Monday, June 09, 2008
Even More On Health Insurance
Recently I suffered a week or so of nightly migraines. When I was thinking about going to see a doctor (because of the sudden increased frequency) I got really scared, and the scariness was not the idea that I might have a brain tumor (though that thought passed my pained mind, too): It was the fear that nothing unusual was found to be wrong but that I'd be left with such enormous bills for all the tests and the reading of those tests and the rent of the rooms in which those tests are performed that I couldn't cope with my other financial obligations over this summer.
And yes, I do have insurance, and yes, I'm not among the poor. But the prices of health care services run in thousands, not in hundreds, where I live, and the insurance always seems to reserve the right to decide that I wasn't, after all, insured for this or that specific example, not to mention the covering of only "customary and usual charges", as opposed to the actual charges being made.
All this means that I don't feel insured. It may well be the case that all of those costs would have been covered by the insurer. That I don't trust that is because of my past experiences.

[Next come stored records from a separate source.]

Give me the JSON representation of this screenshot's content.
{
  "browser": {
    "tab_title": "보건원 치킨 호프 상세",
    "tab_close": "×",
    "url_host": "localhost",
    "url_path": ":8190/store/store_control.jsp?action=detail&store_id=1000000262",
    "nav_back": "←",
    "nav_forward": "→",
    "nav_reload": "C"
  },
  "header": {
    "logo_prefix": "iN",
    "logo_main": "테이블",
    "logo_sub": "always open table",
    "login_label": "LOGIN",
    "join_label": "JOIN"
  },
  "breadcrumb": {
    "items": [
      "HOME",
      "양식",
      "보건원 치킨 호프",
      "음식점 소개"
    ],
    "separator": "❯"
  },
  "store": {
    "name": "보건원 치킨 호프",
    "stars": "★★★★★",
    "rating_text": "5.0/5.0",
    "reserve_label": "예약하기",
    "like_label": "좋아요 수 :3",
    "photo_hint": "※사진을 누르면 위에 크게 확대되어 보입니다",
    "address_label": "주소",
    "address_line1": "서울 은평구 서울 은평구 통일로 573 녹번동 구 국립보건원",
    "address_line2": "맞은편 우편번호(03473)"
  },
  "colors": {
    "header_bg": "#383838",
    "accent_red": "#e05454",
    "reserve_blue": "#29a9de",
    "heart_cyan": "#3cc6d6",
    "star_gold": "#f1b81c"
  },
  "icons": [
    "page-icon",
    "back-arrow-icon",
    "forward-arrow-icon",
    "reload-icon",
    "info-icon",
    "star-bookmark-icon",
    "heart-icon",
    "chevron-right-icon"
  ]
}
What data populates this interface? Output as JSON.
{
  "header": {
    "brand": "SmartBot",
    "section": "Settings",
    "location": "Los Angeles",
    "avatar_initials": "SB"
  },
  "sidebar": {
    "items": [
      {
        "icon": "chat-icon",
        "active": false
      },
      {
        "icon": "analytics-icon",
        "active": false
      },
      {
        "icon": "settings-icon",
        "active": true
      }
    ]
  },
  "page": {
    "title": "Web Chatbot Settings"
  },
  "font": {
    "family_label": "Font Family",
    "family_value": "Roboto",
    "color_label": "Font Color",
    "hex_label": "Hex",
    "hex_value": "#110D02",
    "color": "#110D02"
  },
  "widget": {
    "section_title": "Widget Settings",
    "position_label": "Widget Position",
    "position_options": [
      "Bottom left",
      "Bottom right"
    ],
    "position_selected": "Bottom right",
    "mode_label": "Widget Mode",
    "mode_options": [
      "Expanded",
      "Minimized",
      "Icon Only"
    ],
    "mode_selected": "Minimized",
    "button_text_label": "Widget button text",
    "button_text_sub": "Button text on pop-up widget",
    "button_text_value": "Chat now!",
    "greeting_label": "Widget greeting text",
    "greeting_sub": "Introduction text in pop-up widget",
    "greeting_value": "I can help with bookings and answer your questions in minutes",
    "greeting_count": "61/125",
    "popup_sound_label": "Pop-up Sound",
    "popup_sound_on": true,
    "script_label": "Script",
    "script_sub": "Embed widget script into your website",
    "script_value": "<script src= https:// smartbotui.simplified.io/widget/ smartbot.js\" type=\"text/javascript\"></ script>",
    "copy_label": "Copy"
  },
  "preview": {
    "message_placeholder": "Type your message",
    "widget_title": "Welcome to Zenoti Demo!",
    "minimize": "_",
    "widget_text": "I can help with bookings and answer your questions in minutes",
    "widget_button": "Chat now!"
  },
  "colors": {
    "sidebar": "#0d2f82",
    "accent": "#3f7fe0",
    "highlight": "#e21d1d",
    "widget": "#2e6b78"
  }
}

But the fundamental point of insurance is the idea of turning the risk of a large expense into a known but much smaller expense. The more we tinker with the system to change that the less insured, more unsafe, people feel.